Who are the people riding the next wave into the future of science and research? We at Next Wave are eager to find the answers to that question and we thought you might be, too. So, I made a trip to the beach, so to speak, and there I found a surfer taking a break and reading Italo Calvino's Difficult Loves ...


That isn't really where I found Ben Glick, assistant professor of molecular genetics and cell biology at the University of Chicago (UC), but he is surfing toward tenure, and the Calvino book is one of his favorites.

I spoke recently with Glick by telephone from his office at UC, and during the conversation there emerged a portrait of a scientist as a human being. Here are some of the facets of that portrait:

Early works

Let's hear it for high school science fairs--specifically those sponsored by the public school system in Orange, Massachusetts, that led Glick on to state science fairs at the Massachusetts Institute of Technology. And that's where one project--best introduced by way of a riddle--cinched Glick's decision to pursue science. So, here's the riddle: What do vertebrates have in common with the fraternal order of Masons and the pyramid on the dollar bill?

OK, time's up. ... Here's the answer: A third eye.

For one of his science fair projects, "Median Eyes in Vertebrates," Glick masked the extra eye in a chameleon-like lizard, and voila, was able to demonstrate that the eye actually does affect behavior.

At that point, believes Glick, came his first thrill with the power of the experiment.

Glick's journey from there to the questions that now occupy him, on the molecular biology of the Golgi apparatus, is sprinkled with crumbs of inspiration and a healthy measure of doubt.

Inspiration and perspiration

Glick knew from the age of 8, when he began heavily reading science fiction gleaned from his hometown library, that he was headed toward science. Glick's parents, both social scientists, provided an environment in which he could begin to hone his thinking skills.

That is just what Glick continued to do during his undergraduate days at Amherst College--a great place to learn, he says, because of the strong emphasis on teaching and the high quality of the teaching faculty. Glick counts that experience as "inspirational" in that it pointed him toward the process-oriented teaching methods he now practices.

At Amherst, Glick's neuroscience major allowed him to pursue an interdisciplinary program in chemistry, biology, and psychology, which launched him into a Ph.D. program in biochemistry at Stanford University, under the tutelage of Jim Rothman, now at the Sloan-Kettering Institute in New York. Despite finishing his Ph.D. in the relatively short period of 5 years, Glick initially felt that his teaching-oriented undergraduate training put him "behind most of his colleagues" with respect to experience in a research laboratory.

Glick recalls that "graduate school was a shock to me as it was to most people" because of the overall lack of structure. Prior to graduate school, Glick considered himself a good student, doing well on tests and achieving high grades, so it took some time to get used to "not getting results for the first 2 years."
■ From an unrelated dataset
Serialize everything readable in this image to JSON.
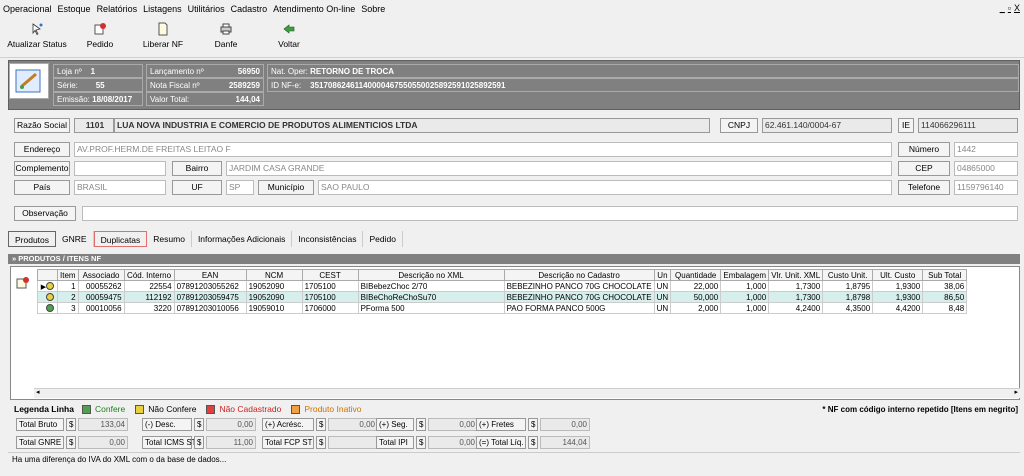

Now using his Amherst teachers as examples, Glick enjoys the rewards of teaching undergraduate and graduate biology, although he admits it "takes time" to do it the way he feels it should be done. Glick's strong foundation in the art of teaching serves him well in his present position because, even though UC is a major research institution with a graduate student population twice that of its undergraduate population, he reports that teaching is taken "very seriously."

Greener grass?

In a period of doubt about the research life, Glick found himself in a bookstore flipping through Barron's Guide to Law Schools. It didn't take much to send him head-long back to the lab: Upon reading that the first year of law school involved a course on property law, Glick's reaction was: "I can't do that."

Other hard-won lessons included learning to mesh his personal life with his professional life. Glick reports that when he started a life in research, striking a balance between work and play "seemed simple," but he soon discovered it to be "very complicated."

But the bumps in the road, says Glick, are smoothed by the main lesson he has learned, "the really nice thing about this profession," as he puts it, is the opportunity to be "very creative." Glick feels that society in general does not support creative work and that scientists are in a special position to express their creativity and get paid to do it, as long as they are willing to pay the price of hard work. Glick admits that the life of a scientist is "certainly not for everyone," but now feels certain he has made the right career choice.

If he had any advice to give his peers and those coming up through the ranks of graduate school and postdoctoral training, it would be: "Do things that are interesting and unusual." Because, he feels, it takes as much time to do something interesting as it does to do something uninteresting. And, as Glick points out, if it's interesting, the job is much more satisfying.

The whole is greater than ...

Perhaps Glick can best be summed up by some of his own favorite lines from Robert Frost's Two Tramps in Mud Time:

"My object in living is to unite

My avocation and my vocation

As my two eyes make one in sight."